Thursday, May 13, 2010

TV-Free Summer (Gasp!)

My neighbor, Lisa, and I did a Lenten fast from the internet that was incredibly rewarding, eye-opening, and convicting. (I wrote about it here and she wrote about it here--both are worth reading, I think.)

She and I have been mulling over the ramifications of the greater peace and less stress we experienced, the increased joy in the small things, and the restorative quality of the activities in which we engaged during the time we had hitherto been online. The result? her challenge to me to go computer (internet) free during the summer and my growing interest in having my kids go TV free during the summer.

I don't want my children to grow up addicted to the TV, to think that the TV is what you do when you are "bored" or when you're "tired" or whatever. I want them to first think of books, playing outside, sitting quietly, playing a game with their siblings, etc. They're too young to even consider playing on the computer as a way to pass time, but that's just around the corner. I want to encourage them to develop good habits and skills NOW about how to pass the time constructively and in a way that restores them, not in a way that sucks it out of them.

Anyone else in with me for this challenge? Here are my rules:
  • Summer consists of June, July, August
  • I'm not going to be super-Nazi here and say they can't watch it at others' houses, the gym, and so forth
  • If someone is genuinely sick and truly lying around all day, then we can pull out a movie
  • If it's pouring down rain and has been for more than a day, then we'll consider it.
  • If they're watching TV, I'm going to watch it with them
How many times do you let them watch their favorite Super Why! or Disney movie by themselves while you clean up, talk on the phone, etc.? I do it often--I trust the content of what I let them watch by themselves, so I figure it's a "safe" activity while I get something done. But they LOVE it when I sit and watch something with them. It's instantly more of a family activity. And, I bet it will make me think twice about turning it on. If I don't "have time" or want to watch it, I'll work extra hard to find something else in which to engage their interest. That's going to mean less phone time, more creative employment of my children around the house while I clean (they can/will clean with me), and more thoughtfulness about the whole process in general.

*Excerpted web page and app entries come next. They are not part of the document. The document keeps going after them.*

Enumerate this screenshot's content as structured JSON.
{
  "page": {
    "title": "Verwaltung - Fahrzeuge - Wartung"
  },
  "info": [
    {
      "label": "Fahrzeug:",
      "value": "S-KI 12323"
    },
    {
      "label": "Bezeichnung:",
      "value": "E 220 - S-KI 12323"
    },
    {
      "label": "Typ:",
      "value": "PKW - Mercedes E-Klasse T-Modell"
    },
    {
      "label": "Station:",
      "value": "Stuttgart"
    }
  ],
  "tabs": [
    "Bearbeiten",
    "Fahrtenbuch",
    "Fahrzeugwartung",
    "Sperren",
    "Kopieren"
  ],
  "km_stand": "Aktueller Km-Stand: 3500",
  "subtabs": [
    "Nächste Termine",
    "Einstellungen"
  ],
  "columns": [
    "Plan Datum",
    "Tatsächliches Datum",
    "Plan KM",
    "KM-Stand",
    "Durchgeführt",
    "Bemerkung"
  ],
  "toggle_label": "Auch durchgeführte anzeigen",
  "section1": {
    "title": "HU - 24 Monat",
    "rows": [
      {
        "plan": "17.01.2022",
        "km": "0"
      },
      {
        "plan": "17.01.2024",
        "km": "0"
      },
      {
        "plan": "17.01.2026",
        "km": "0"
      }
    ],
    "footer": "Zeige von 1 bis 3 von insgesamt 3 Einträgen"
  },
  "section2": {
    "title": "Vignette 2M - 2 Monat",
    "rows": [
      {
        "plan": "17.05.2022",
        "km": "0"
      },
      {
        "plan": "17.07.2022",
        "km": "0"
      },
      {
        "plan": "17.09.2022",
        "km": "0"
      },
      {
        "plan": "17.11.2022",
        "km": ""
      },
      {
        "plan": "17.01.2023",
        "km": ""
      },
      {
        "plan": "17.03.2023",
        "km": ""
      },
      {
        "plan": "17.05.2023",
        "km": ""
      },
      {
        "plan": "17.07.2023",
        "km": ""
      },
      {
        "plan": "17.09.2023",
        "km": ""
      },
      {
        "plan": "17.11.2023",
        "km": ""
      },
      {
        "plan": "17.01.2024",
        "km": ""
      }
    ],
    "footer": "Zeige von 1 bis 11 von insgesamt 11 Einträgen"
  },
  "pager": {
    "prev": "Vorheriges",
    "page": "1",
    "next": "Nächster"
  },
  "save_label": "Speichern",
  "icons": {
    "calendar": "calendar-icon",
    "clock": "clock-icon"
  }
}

I'm working up to it. Our former schedule was Super Why! regularly plus Dinosaur Train on occasion in the mornings and a movie in the afternoon after naptime ("movie" was generally limited to about an hour, but there were many times when it stretched beyond that!). That's WAY more TV than I ever expected to let my kids watch and there have been some legitimate uses of it with my three young ones. However, they now play pretty well together and are getting much more creative and imaginative. I've been weaning us off as follows: aiming for TV free mornings for a full week and letting the afternoon be whatever. Then, working off the afternoon by cutting back on time first. We'll go cold turkey soon, here!

Monday, May 3, 2010

Derby Day and Tradition

This past weekend was the Kentucky Derby--a long-standing ritual for many in Kentucky and the world of horse racing. For those of us who grew up reading The Black Stallion, we can envision the race and root for the underdog. Derby Day is full of ritual and tradition, from the big hats the women wear to the race to the mint juleps, Kentucky Hot Browns, and Derby Pie people eat.

How do traditions start? The best traditions are not manufactured or created; they simply grow over time, encompassing new people and new aspects with each new celebration. This year, we are having our final Derby Day party with some beloved neighbors who will move out of state in 10 days.

Our Derby Day tradition started a few years ago (no one knows exactly what year) and was merely a response to some musings about the grand Kentucky Derby tradition and the desire to try a real mint julep. We watched the race just to lend some credibility to our mint julep toast and the tradition was off... running down the track... rounding the first curve.... You get the picture.

Each year, we've added something to the festivities (first, we added Derby Pie... the world's easiest pie to make; second, we added Kentucky Hot Browns--also easy to make; this year, we're adding some extra neighbors). One thing has remained essentially the same: none of us follow horse racing, so we pool our combined ignorance of the race and its contestants while we gather around the TV for 2 minutes of glorious horse racing fame. We raise our mint juleps high, cheer on whoever is the underdog or has a fun name, marvel at the strange world of horse racing and the tiny jockeys, let the kids eat while we chat, and then finish our meal--thoroughly enjoying the good company and the fact that this has become an annual tradition.

That's how the best traditions are: they are organic and grow along with your family. Don't waste too much time creating the perfect experience that you then hope to replicate each year with exactitude. Just go on vacation, celebrate a holiday, do something fun. Let the good times roll and cherish the moment. If something is significant enough to repeat, you will find a way. It might even be better the next go 'round!